▶ Exercise requirements
Retype each entry below exactly as it stands.

▶ Data entries
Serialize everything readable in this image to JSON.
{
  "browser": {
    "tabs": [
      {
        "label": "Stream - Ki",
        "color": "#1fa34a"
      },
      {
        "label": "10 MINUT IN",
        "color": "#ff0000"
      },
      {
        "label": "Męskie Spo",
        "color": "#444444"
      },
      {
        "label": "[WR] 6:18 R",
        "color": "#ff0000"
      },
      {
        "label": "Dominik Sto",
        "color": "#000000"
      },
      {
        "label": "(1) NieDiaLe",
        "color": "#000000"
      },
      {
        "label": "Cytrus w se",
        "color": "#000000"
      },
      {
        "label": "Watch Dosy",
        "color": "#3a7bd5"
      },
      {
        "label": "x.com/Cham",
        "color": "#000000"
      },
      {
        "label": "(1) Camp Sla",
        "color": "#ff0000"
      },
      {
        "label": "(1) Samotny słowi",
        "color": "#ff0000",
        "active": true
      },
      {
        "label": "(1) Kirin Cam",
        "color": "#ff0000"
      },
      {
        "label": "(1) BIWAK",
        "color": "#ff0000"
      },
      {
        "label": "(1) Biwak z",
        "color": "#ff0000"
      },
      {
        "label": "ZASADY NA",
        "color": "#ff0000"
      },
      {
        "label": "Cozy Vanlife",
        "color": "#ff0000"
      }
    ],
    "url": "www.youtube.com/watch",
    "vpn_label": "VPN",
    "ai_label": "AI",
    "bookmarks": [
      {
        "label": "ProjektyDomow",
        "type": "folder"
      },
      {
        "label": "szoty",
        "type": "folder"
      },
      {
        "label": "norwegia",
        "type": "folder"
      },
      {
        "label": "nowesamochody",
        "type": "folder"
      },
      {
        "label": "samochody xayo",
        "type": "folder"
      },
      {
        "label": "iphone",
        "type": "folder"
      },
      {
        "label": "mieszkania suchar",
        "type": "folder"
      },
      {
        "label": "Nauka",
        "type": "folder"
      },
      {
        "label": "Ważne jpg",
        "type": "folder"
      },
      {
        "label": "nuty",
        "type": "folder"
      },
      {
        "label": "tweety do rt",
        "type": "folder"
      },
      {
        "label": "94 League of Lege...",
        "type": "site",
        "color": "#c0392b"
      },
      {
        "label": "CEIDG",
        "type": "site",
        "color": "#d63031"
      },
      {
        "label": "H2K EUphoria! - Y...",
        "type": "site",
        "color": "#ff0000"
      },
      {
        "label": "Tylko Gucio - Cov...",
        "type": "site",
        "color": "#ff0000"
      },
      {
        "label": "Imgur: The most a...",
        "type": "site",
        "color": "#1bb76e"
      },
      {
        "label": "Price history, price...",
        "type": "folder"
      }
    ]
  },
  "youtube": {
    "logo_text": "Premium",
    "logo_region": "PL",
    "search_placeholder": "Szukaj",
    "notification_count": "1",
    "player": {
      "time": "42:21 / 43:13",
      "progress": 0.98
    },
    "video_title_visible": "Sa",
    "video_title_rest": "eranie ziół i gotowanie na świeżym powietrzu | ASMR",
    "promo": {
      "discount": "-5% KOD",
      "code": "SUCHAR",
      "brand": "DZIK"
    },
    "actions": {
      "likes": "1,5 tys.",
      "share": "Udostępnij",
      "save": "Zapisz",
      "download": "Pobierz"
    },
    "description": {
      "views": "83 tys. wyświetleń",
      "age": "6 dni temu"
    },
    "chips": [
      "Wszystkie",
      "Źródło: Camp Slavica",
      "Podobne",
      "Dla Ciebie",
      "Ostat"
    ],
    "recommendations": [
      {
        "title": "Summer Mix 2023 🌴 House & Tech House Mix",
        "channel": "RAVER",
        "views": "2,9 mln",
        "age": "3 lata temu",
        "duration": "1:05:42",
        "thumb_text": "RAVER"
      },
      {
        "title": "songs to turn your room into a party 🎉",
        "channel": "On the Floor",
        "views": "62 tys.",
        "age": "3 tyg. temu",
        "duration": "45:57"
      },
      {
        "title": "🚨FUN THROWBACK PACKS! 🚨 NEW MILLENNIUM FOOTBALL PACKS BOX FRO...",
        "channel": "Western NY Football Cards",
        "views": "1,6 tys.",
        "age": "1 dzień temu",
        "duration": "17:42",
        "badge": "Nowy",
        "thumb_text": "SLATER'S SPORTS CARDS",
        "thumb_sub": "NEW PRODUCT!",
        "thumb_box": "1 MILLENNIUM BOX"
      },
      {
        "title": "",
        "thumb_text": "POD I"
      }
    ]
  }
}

▶ Result
Serialize everything readable in this image to JSON.
{
  "browser": {
    "tabs": [
      {
        "label": "Stream - Ki",
        "color": "#1fa34a"
      },
      {
        "label": "10 MINUT IN",
        "color": "#ff0000"
      },
      {
        "label": "Męskie Spo",
        "color": "#444444"
      },
      {
        "label": "[WR] 6:18 R",
        "color": "#ff0000"
      },
      {
        "label": "Dominik Sto",
        "color": "#000000"
      },
      {
        "label": "(1) NieDiaLe",
        "color": "#000000"
      },
      {
        "label": "Cytrus w se",
        "color": "#000000"
      },
      {
        "label": "Watch Dosy",
        "color": "#3a7bd5"
      },
      {
        "label": "x.com/Cham",
        "color": "#000000"
      },
      {
        "label": "(1) Camp Sla",
        "color": "#ff0000"
      },
      {
        "label": "(1) Samotny słowi",
        "color": "#ff0000",
        "active": true
      },
      {
        "label": "(1) Kirin Cam",
        "color": "#ff0000"
      },
      {
        "label": "(1) BIWAK",
        "color": "#ff0000"
      },
      {
        "label": "(1) Biwak z",
        "color": "#ff0000"
      },
      {
        "label": "ZASADY NA",
        "color": "#ff0000"
      },
      {
        "label": "Cozy Vanlife",
        "color": "#ff0000"
      }
    ],
    "url": "www.youtube.com/watch",
    "vpn_label": "VPN",
    "ai_label": "AI",
    "bookmarks": [
      {
        "label": "ProjektyDomow",
        "type": "folder"
      },
      {
        "label": "szoty",
        "type": "folder"
      },
      {
        "label": "norwegia",
        "type": "folder"
      },
      {
        "label": "nowesamochody",
        "type": "folder"
      },
      {
        "label": "samochody xayo",
        "type": "folder"
      },
      {
        "label": "iphone",
        "type": "folder"
      },
      {
        "label": "mieszkania suchar",
        "type": "folder"
      },
      {
        "label": "Nauka",
        "type": "folder"
      },
      {
        "label": "Ważne jpg",
        "type": "folder"
      },
      {
        "label": "nuty",
        "type": "folder"
      },
      {
        "label": "tweety do rt",
        "type": "folder"
      },
      {
        "label": "94 League of Lege...",
        "type": "site",
        "color": "#c0392b"
      },
      {
        "label": "CEIDG",
        "type": "site",
        "color": "#d63031"
      },
      {
        "label": "H2K EUphoria! - Y...",
        "type": "site",
        "color": "#ff0000"
      },
      {
        "label": "Tylko Gucio - Cov...",
        "type": "site",
        "color": "#ff0000"
      },
      {
        "label": "Imgur: The most a...",
        "type": "site",
        "color": "#1bb76e"
      },
      {
        "label": "Price history, price...",
        "type": "folder"
      }
    ]
  },
  "youtube": {
    "logo_text": "Premium",
    "logo_region": "PL",
    "search_placeholder": "Szukaj",
    "notification_count": "1",
    "player": {
      "time": "42:21 / 43:13",
      "progress": 0.98
    },
    "video_title_visible": "Sa",
    "video_title_rest": "eranie ziół i gotowanie na świeżym powietrzu | ASMR",
    "promo": {
      "discount": "-5% KOD",
      "code": "SUCHAR",
      "brand": "DZIK"
    },
    "actions": {
      "likes": "1,5 tys.",
      "share": "Udostępnij",
      "save": "Zapisz",
      "download": "Pobierz"
    },
    "description": {
      "views": "83 tys. wyświetleń",
      "age": "6 dni temu"
    },
    "chips": [
      "Wszystkie",
      "Źródło: Camp Slavica",
      "Podobne",
      "Dla Ciebie",
      "Ostat"
    ],
    "recommendations": [
      {
        "title": "Summer Mix 2023 🌴 House & Tech House Mix",
        "channel": "RAVER",
        "views": "2,9 mln",
        "age": "3 lata temu",
        "duration": "1:05:42",
        "thumb_text": "RAVER"
      },
      {
        "title": "songs to turn your room into a party 🎉",
        "channel": "On the Floor",
        "views": "62 tys.",
        "age": "3 tyg. temu",
        "duration": "45:57"
      },
      {
        "title": "🚨FUN THROWBACK PACKS! 🚨 NEW MILLENNIUM FOOTBALL PACKS BOX FRO...",
        "channel": "Western NY Football Cards",
        "views": "1,6 tys.",
        "age": "1 dzień temu",
        "duration": "17:42",
        "badge": "Nowy",
        "thumb_text": "SLATER'S SPORTS CARDS",
        "thumb_sub": "NEW PRODUCT!",
        "thumb_box": "1 MILLENNIUM BOX"
      },
      {
        "title": "",
        "thumb_text": "POD I"
      }
    ]
  }
}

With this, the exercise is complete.